START DATA
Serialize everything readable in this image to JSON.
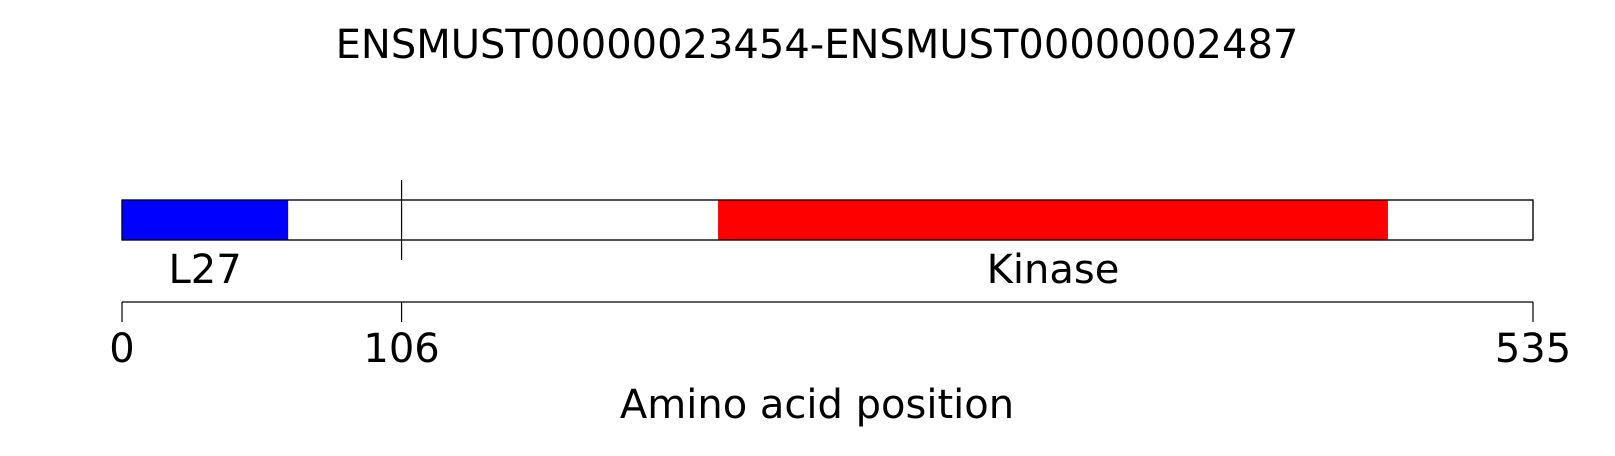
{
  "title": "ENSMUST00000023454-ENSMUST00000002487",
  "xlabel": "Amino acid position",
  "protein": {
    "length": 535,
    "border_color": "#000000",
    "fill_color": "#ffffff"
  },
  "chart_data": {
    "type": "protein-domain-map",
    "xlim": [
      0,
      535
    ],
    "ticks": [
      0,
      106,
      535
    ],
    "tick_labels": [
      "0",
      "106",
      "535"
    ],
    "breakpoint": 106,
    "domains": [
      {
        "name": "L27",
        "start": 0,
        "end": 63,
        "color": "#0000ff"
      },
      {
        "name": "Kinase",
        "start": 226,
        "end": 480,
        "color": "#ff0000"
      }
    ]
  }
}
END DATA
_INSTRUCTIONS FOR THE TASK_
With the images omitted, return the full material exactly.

_WORKED SOLUTION_
Serialize everything readable in this image to JSON.
{
  "title": "ENSMUST00000023454-ENSMUST00000002487",
  "xlabel": "Amino acid position",
  "protein": {
    "length": 535,
    "border_color": "#000000",
    "fill_color": "#ffffff"
  },
  "chart_data": {
    "type": "protein-domain-map",
    "xlim": [
      0,
      535
    ],
    "ticks": [
      0,
      106,
      535
    ],
    "tick_labels": [
      "0",
      "106",
      "535"
    ],
    "breakpoint": 106,
    "domains": [
      {
        "name": "L27",
        "start": 0,
        "end": 63,
        "color": "#0000ff"
      },
      {
        "name": "Kinase",
        "start": 226,
        "end": 480,
        "color": "#ff0000"
      }
    ]
  }
}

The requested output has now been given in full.